Your times might vary with your food processor. With my 9-cup Cuisinart workhorse, here are roughly the stages the almonds go through:
Chunks for cobbler
Mealy mixture that will taste like almond butter but won’t be smooth enough
Just like store-bought
Chocolate Almond Butter
Add in 1 bar of dark chocolate before processing.
Maple almond butter
Use maple-roasted almonds (make your own by tossing your almonds with maple syrup and roasting them at 350F for 20 minutes), or add 1/2 cup maple syrup
Chunky Almond Butter
Pulse for 20-30 seconds and then take out a 1/2 cup of chunks and then put the lid back on and start processing again. Mix the chunks in at the end.
Honey Flax Almond Butter
Include 1/8 cup of toasted flax seeds and 1/8 cup of raw honey before processing.
Try other nuts.
Walnuts, cashews, and pecans are all great.
Macadamia butter is good, but very rich. I can’t eat much at one time. Macadamia nuts are best mixed in small amounts with almonds or pecans.
Pecans + Cashews or Walnuts + Cashews are particularly good combos.
If you like a lighter color (or want lighter almond flour), use blanched almonds.
I took a quick hyperlapse of making the almond butter to show the transformation. It is sped up by 12x. I know the video kind of sucks: It is vertical, the vibrations of the food processor moved it all around, and I had to freehand it for the last 5 minutes. I stopped this video at the 9 minute mark, just before we scraped it down and processed it for the final minute.
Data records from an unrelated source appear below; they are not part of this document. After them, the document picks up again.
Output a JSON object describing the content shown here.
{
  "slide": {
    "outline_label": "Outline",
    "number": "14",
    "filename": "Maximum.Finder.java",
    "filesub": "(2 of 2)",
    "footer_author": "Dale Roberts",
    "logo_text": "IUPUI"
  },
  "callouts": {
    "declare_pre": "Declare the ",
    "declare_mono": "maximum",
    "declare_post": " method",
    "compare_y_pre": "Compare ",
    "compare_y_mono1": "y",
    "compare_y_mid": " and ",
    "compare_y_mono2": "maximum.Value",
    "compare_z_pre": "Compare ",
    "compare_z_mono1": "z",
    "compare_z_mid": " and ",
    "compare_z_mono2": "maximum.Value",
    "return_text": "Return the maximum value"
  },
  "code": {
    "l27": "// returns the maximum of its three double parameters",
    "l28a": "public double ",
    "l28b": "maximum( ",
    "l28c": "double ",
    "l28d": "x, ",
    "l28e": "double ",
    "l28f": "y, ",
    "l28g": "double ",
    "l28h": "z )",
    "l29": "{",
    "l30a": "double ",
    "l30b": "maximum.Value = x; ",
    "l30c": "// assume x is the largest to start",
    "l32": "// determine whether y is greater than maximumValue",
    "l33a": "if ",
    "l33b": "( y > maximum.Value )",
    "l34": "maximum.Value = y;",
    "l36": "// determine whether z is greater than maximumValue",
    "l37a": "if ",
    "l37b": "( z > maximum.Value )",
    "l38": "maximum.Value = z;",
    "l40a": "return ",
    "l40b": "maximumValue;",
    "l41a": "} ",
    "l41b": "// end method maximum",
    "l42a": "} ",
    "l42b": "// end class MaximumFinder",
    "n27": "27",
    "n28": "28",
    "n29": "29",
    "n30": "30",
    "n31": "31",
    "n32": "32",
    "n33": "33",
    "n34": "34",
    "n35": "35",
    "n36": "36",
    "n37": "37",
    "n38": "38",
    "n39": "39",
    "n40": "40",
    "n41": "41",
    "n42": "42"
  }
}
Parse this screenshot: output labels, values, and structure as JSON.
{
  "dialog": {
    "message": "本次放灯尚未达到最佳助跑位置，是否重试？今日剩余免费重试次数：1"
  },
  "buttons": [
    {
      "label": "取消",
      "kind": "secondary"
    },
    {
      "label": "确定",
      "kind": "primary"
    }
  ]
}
If your Cuisinart Food Processor has a blade with rivets like the one pictured above, the blades are being recalled and replaced.
I stumbled across a recall post on DigitalTrends.com and decided to check mine. Sure enough, the one I use regularly and often recommend to readers of this blog is part of the recall. Model sold between July 1996 to December 2015 are subject to this recall.
I’ve had mine for about four years and my parents have had theirs for over ten. The blades haven’t broken, but I pulled mine out to take a look just in case. To my surprise, the bottom blade cracked on three of the four rivets and the fourth one looks like it has a hairline stress fracture, so it is only a matter of time before it cracks, too:
This is one of our favorite condiments for tacos and it makes a great snack with chips. It is very easy to make and keeps for at least a week in the fridge.
1lb of tomatillos, husks and stems removed
1 bunch cilantro
Juice from 1 lime
1 tsp salt
Put the tomatillos, jalapeños, and onion in a medium saucepan, cover with water, the bring to a boil. Once boiling, reduce heat and simmer for 10 minutes. Strain the water, combine the ingredients with cilantro, lime juice, and salt in a food processor, and process until smooth. Let cool before serving.